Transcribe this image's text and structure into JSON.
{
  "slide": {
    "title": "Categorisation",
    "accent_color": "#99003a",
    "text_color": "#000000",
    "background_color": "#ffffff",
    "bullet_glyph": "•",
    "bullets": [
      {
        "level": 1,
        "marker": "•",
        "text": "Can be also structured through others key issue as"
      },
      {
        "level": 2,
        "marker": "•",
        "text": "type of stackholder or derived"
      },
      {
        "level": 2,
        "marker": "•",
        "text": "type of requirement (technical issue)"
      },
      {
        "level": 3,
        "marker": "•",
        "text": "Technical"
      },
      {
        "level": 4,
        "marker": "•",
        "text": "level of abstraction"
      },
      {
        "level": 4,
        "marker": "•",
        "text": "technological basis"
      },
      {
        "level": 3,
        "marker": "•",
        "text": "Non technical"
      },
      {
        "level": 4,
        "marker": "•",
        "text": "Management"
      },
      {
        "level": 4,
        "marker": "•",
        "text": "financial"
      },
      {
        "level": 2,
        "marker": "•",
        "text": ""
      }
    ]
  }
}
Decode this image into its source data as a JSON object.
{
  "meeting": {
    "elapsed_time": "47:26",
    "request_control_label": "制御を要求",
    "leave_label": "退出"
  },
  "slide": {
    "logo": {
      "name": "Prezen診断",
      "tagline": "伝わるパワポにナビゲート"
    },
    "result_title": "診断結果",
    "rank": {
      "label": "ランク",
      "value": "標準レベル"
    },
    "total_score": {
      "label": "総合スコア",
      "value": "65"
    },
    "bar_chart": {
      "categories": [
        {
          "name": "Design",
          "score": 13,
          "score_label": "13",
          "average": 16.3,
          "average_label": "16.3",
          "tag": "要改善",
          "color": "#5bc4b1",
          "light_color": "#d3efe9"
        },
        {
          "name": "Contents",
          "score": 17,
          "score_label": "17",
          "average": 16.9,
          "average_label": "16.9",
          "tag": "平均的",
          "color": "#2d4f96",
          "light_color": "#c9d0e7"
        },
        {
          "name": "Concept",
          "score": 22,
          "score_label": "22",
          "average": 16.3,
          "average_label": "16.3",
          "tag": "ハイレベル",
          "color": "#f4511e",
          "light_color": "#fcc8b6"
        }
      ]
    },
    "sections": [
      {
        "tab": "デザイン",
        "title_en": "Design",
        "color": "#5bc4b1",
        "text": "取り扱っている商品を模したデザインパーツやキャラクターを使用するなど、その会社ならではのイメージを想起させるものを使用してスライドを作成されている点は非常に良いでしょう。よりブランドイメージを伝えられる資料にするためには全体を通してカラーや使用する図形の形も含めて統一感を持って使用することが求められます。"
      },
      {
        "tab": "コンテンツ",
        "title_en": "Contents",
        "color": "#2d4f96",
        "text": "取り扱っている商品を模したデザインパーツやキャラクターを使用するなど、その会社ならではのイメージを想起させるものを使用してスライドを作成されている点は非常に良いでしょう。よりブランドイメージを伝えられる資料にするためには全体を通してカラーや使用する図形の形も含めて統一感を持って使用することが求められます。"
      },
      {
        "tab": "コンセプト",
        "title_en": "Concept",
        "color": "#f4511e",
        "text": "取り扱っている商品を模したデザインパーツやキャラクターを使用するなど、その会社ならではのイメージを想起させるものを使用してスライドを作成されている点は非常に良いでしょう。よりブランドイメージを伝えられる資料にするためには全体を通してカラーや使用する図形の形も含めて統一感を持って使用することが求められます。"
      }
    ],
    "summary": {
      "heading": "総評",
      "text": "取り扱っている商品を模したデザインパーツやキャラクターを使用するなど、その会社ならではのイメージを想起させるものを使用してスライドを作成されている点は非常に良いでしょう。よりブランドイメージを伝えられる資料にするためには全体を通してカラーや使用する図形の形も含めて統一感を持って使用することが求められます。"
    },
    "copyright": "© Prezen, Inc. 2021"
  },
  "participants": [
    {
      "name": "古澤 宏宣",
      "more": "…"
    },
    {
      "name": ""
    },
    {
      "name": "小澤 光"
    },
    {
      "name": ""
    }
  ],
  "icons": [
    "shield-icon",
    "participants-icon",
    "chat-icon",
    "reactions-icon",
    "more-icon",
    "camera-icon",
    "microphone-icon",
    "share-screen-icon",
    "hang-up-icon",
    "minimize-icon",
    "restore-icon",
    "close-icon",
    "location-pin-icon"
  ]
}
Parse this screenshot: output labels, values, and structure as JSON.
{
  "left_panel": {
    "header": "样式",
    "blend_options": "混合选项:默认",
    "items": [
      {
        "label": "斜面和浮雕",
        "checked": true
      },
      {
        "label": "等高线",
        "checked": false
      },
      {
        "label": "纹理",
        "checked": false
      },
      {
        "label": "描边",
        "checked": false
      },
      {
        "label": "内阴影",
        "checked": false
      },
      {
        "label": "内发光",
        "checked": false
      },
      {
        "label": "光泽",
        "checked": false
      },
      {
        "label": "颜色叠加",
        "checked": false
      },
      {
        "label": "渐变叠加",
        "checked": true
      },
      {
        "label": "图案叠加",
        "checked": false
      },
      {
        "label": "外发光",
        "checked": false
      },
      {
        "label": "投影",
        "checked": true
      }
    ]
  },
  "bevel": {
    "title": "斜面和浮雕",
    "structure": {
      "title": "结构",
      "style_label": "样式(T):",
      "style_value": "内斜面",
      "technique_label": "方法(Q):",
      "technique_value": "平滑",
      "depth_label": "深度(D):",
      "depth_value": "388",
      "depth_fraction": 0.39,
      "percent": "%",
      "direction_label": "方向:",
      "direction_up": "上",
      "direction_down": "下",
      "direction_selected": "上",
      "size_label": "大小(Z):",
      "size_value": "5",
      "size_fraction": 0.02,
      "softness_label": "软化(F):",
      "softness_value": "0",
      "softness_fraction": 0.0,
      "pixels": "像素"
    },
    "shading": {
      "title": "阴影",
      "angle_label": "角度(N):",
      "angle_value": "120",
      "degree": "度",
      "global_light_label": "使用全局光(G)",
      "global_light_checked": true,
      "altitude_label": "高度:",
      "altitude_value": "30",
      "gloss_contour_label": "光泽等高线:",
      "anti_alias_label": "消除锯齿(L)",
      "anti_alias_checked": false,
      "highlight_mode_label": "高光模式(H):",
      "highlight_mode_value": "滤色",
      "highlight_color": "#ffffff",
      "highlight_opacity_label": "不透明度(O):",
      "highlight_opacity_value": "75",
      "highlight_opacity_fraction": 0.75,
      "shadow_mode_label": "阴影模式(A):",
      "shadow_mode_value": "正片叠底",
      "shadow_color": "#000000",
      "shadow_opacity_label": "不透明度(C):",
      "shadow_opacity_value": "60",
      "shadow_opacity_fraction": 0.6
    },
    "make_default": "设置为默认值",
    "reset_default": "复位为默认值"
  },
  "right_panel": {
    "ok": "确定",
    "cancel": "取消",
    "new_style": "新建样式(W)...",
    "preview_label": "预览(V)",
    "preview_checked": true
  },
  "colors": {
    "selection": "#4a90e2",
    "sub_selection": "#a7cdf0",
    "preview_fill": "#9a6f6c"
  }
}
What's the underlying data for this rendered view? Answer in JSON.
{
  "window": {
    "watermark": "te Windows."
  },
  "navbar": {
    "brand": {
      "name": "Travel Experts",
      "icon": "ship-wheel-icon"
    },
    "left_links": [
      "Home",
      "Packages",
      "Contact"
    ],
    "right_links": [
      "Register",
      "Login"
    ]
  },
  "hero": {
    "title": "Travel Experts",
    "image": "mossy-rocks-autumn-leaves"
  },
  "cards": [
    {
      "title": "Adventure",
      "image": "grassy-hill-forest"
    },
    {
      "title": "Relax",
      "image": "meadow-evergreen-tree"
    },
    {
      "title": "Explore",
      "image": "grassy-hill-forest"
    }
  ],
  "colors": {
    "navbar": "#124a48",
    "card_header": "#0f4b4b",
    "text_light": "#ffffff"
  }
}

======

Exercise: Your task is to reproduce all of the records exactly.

Written answer:
Transcribe this image's text and structure into JSON.
{
  "slide": {
    "title": "Categorisation",
    "accent_color": "#99003a",
    "text_color": "#000000",
    "background_color": "#ffffff",
    "bullet_glyph": "•",
    "bullets": [
      {
        "level": 1,
        "marker": "•",
        "text": "Can be also structured through others key issue as"
      },
      {
        "level": 2,
        "marker": "•",
        "text": "type of stackholder or derived"
      },
      {
        "level": 2,
        "marker": "•",
        "text": "type of requirement (technical issue)"
      },
      {
        "level": 3,
        "marker": "•",
        "text": "Technical"
      },
      {
        "level": 4,
        "marker": "•",
        "text": "level of abstraction"
      },
      {
        "level": 4,
        "marker": "•",
        "text": "technological basis"
      },
      {
        "level": 3,
        "marker": "•",
        "text": "Non technical"
      },
      {
        "level": 4,
        "marker": "•",
        "text": "Management"
      },
      {
        "level": 4,
        "marker": "•",
        "text": "financial"
      },
      {
        "level": 2,
        "marker": "•",
        "text": ""
      }
    ]
  }
}
Decode this image into its source data as a JSON object.
{
  "meeting": {
    "elapsed_time": "47:26",
    "request_control_label": "制御を要求",
    "leave_label": "退出"
  },
  "slide": {
    "logo": {
      "name": "Prezen診断",
      "tagline": "伝わるパワポにナビゲート"
    },
    "result_title": "診断結果",
    "rank": {
      "label": "ランク",
      "value": "標準レベル"
    },
    "total_score": {
      "label": "総合スコア",
      "value": "65"
    },
    "bar_chart": {
      "categories": [
        {
          "name": "Design",
          "score": 13,
          "score_label": "13",
          "average": 16.3,
          "average_label": "16.3",
          "tag": "要改善",
          "color": "#5bc4b1",
          "light_color": "#d3efe9"
        },
        {
          "name": "Contents",
          "score": 17,
          "score_label": "17",
          "average": 16.9,
          "average_label": "16.9",
          "tag": "平均的",
          "color": "#2d4f96",
          "light_color": "#c9d0e7"
        },
        {
          "name": "Concept",
          "score": 22,
          "score_label": "22",
          "average": 16.3,
          "average_label": "16.3",
          "tag": "ハイレベル",
          "color": "#f4511e",
          "light_color": "#fcc8b6"
        }
      ]
    },
    "sections": [
      {
        "tab": "デザイン",
        "title_en": "Design",
        "color": "#5bc4b1",
        "text": "取り扱っている商品を模したデザインパーツやキャラクターを使用するなど、その会社ならではのイメージを想起させるものを使用してスライドを作成されている点は非常に良いでしょう。よりブランドイメージを伝えられる資料にするためには全体を通してカラーや使用する図形の形も含めて統一感を持って使用することが求められます。"
      },
      {
        "tab": "コンテンツ",
        "title_en": "Contents",
        "color": "#2d4f96",
        "text": "取り扱っている商品を模したデザインパーツやキャラクターを使用するなど、その会社ならではのイメージを想起させるものを使用してスライドを作成されている点は非常に良いでしょう。よりブランドイメージを伝えられる資料にするためには全体を通してカラーや使用する図形の形も含めて統一感を持って使用することが求められます。"
      },
      {
        "tab": "コンセプト",
        "title_en": "Concept",
        "color": "#f4511e",
        "text": "取り扱っている商品を模したデザインパーツやキャラクターを使用するなど、その会社ならではのイメージを想起させるものを使用してスライドを作成されている点は非常に良いでしょう。よりブランドイメージを伝えられる資料にするためには全体を通してカラーや使用する図形の形も含めて統一感を持って使用することが求められます。"
      }
    ],
    "summary": {
      "heading": "総評",
      "text": "取り扱っている商品を模したデザインパーツやキャラクターを使用するなど、その会社ならではのイメージを想起させるものを使用してスライドを作成されている点は非常に良いでしょう。よりブランドイメージを伝えられる資料にするためには全体を通してカラーや使用する図形の形も含めて統一感を持って使用することが求められます。"
    },
    "copyright": "© Prezen, Inc. 2021"
  },
  "participants": [
    {
      "name": "古澤 宏宣",
      "more": "…"
    },
    {
      "name": ""
    },
    {
      "name": "小澤 光"
    },
    {
      "name": ""
    }
  ],
  "icons": [
    "shield-icon",
    "participants-icon",
    "chat-icon",
    "reactions-icon",
    "more-icon",
    "camera-icon",
    "microphone-icon",
    "share-screen-icon",
    "hang-up-icon",
    "minimize-icon",
    "restore-icon",
    "close-icon",
    "location-pin-icon"
  ]
}
Parse this screenshot: output labels, values, and structure as JSON.
{
  "left_panel": {
    "header": "样式",
    "blend_options": "混合选项:默认",
    "items": [
      {
        "label": "斜面和浮雕",
        "checked": true
      },
      {
        "label": "等高线",
        "checked": false
      },
      {
        "label": "纹理",
        "checked": false
      },
      {
        "label": "描边",
        "checked": false
      },
      {
        "label": "内阴影",
        "checked": false
      },
      {
        "label": "内发光",
        "checked": false
      },
      {
        "label": "光泽",
        "checked": false
      },
      {
        "label": "颜色叠加",
        "checked": false
      },
      {
        "label": "渐变叠加",
        "checked": true
      },
      {
        "label": "图案叠加",
        "checked": false
      },
      {
        "label": "外发光",
        "checked": false
      },
      {
        "label": "投影",
        "checked": true
      }
    ]
  },
  "bevel": {
    "title": "斜面和浮雕",
    "structure": {
      "title": "结构",
      "style_label": "样式(T):",
      "style_value": "内斜面",
      "technique_label": "方法(Q):",
      "technique_value": "平滑",
      "depth_label": "深度(D):",
      "depth_value": "388",
      "depth_fraction": 0.39,
      "percent": "%",
      "direction_label": "方向:",
      "direction_up": "上",
      "direction_down": "下",
      "direction_selected": "上",
      "size_label": "大小(Z):",
      "size_value": "5",
      "size_fraction": 0.02,
      "softness_label": "软化(F):",
      "softness_value": "0",
      "softness_fraction": 0.0,
      "pixels": "像素"
    },
    "shading": {
      "title": "阴影",
      "angle_label": "角度(N):",
      "angle_value": "120",
      "degree": "度",
      "global_light_label": "使用全局光(G)",
      "global_light_checked": true,
      "altitude_label": "高度:",
      "altitude_value": "30",
      "gloss_contour_label": "光泽等高线:",
      "anti_alias_label": "消除锯齿(L)",
      "anti_alias_checked": false,
      "highlight_mode_label": "高光模式(H):",
      "highlight_mode_value": "滤色",
      "highlight_color": "#ffffff",
      "highlight_opacity_label": "不透明度(O):",
      "highlight_opacity_value": "75",
      "highlight_opacity_fraction": 0.75,
      "shadow_mode_label": "阴影模式(A):",
      "shadow_mode_value": "正片叠底",
      "shadow_color": "#000000",
      "shadow_opacity_label": "不透明度(C):",
      "shadow_opacity_value": "60",
      "shadow_opacity_fraction": 0.6
    },
    "make_default": "设置为默认值",
    "reset_default": "复位为默认值"
  },
  "right_panel": {
    "ok": "确定",
    "cancel": "取消",
    "new_style": "新建样式(W)...",
    "preview_label": "预览(V)",
    "preview_checked": true
  },
  "colors": {
    "selection": "#4a90e2",
    "sub_selection": "#a7cdf0",
    "preview_fill": "#9a6f6c"
  }
}
What's the underlying data for this rendered view? Answer in JSON.
{
  "window": {
    "watermark": "te Windows."
  },
  "navbar": {
    "brand": {
      "name": "Travel Experts",
      "icon": "ship-wheel-icon"
    },
    "left_links": [
      "Home",
      "Packages",
      "Contact"
    ],
    "right_links": [
      "Register",
      "Login"
    ]
  },
  "hero": {
    "title": "Travel Experts",
    "image": "mossy-rocks-autumn-leaves"
  },
  "cards": [
    {
      "title": "Adventure",
      "image": "grassy-hill-forest"
    },
    {
      "title": "Relax",
      "image": "meadow-evergreen-tree"
    },
    {
      "title": "Explore",
      "image": "grassy-hill-forest"
    }
  ],
  "colors": {
    "navbar": "#124a48",
    "card_header": "#0f4b4b",
    "text_light": "#ffffff"
  }
}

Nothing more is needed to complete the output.